As far as Google goes, the hiring of Sullivan should be a very interesting twist to follow. Will Google try to reconcile the highly technical nature of its new AI-based search engine, or will it be more of the same: generic information intended on keeping these new technologists at bay, and keeping Google’s top revenue source safe?
Can these new search engine modeling technologies usher in a new understanding of Google? Will the old guard of SEO embrace these new technologies, or is there a seismic shift underway, led by engineers and data scientists, not marketers?
The next decade will certainly be an interesting one for SEO.
Thanks to Google, a new artificial intelligence systemis outperforming humans in spotting the origins of images.
Google has unveiled a new system to identify where photos are taken. The task, simple when images contain famous landmarks or unique architecture, goes beyond the overt to examine small clues hidden in the pixels.
The program, named PlaNet, uses a deep-learning neural network, which means the more images PlaNet sees, the smarter it gets.
“PlaNet is able to localize 3.6% of the images at street-level accuracy and 10.1% at city-level accuracy. 28.4% of the photos are correctly localized at country level and 48.0% at continent level,” wrote the research team.
That’s still a long way from a reliable level of accuracy – but PlaNet already outperforms even the most well-traveled humans.
To compare PlaNet to human accuracy, the researchers matched their program against 10 well-traveled people in the game Geoguessr, a game providing a random street-view photo and requiring players to identify where they believe the photo was taken.
PlaNet and its human challengers played 50 rounds in total.
“PlaNet won 28 of the 50 rounds with a median localization error of 1131.7 km, while the median human localization error was 2320.75 km,” according to the paper.
Other computer programs are tackling image location as well. Im2GPS has achieved high accuracy by relying on image retrieval to identify location. For example, if im2GPS was trying to identify where a picture of a forest was taken, it would browse the internet’s millions of forest photos. When it found one that looked almost identical, it would conclude they were taken in the same place. With enough data, this method can achieve high accuracy, according to the paper.
The researchers trained the neural network using 29.7 million public photos from Google+. The neural network relies on clues and features from photos it has already seen to help identify the most likely whereabouts of a new image.
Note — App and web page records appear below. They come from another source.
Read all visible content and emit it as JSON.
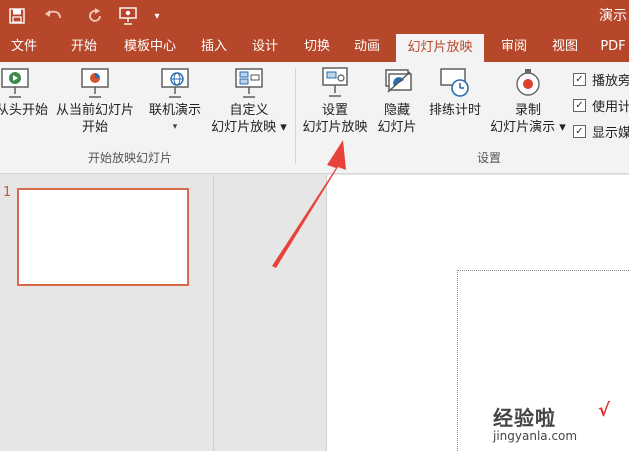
{
  "titlebar": {
    "title": "演示",
    "quick_access": [
      "save-icon",
      "undo-icon",
      "redo-icon",
      "presenter-icon",
      "customize-icon"
    ]
  },
  "tabs": [
    {
      "label": "文件"
    },
    {
      "label": "开始"
    },
    {
      "label": "模板中心"
    },
    {
      "label": "插入"
    },
    {
      "label": "设计"
    },
    {
      "label": "切换"
    },
    {
      "label": "动画"
    },
    {
      "label": "幻灯片放映",
      "active": true
    },
    {
      "label": "审阅"
    },
    {
      "label": "视图"
    },
    {
      "label": "PDF"
    }
  ],
  "ribbon": {
    "group_start": {
      "label": "开始放映幻灯片",
      "from_beginning": {
        "line1": "从头开始"
      },
      "from_current": {
        "line1": "从当前幻灯片",
        "line2": "开始"
      },
      "online": {
        "line1": "联机演示",
        "line2": "▾"
      },
      "custom": {
        "line1": "自定义",
        "line2": "幻灯片放映 ▾"
      }
    },
    "group_setup": {
      "label": "设置",
      "setup_show": {
        "line1": "设置",
        "line2": "幻灯片放映"
      },
      "hide_slide": {
        "line1": "隐藏",
        "line2": "幻灯片"
      },
      "rehearse": {
        "line1": "排练计时"
      },
      "record": {
        "line1": "录制",
        "line2": "幻灯片演示 ▾"
      }
    },
    "checkboxes": [
      {
        "label": "播放旁",
        "checked": true
      },
      {
        "label": "使用计",
        "checked": true
      },
      {
        "label": "显示媒",
        "checked": true
      }
    ]
  },
  "slides": [
    {
      "number": "1"
    }
  ],
  "watermark": {
    "main": "经验啦",
    "sub": "jingyanla.com"
  },
  "colors": {
    "accent": "#b7472a",
    "annotation_arrow": "#e8433a"
  }
}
The program has some limitations. Because it depends on internet images, PlaNet is at a disadvantage when confronted with rural countrysides and other rarely photographed locales. The team also left out large swaths of the Earth, including oceans and the polar caps.
Tobias Weyland, the lead author on the project, noted that supplementing internet photos with satellite images resolved some of these weaknesses. PlaNet also focuses on landscapes and other factors besides landmarks, making it more accurate at identifying non-city images than other programs.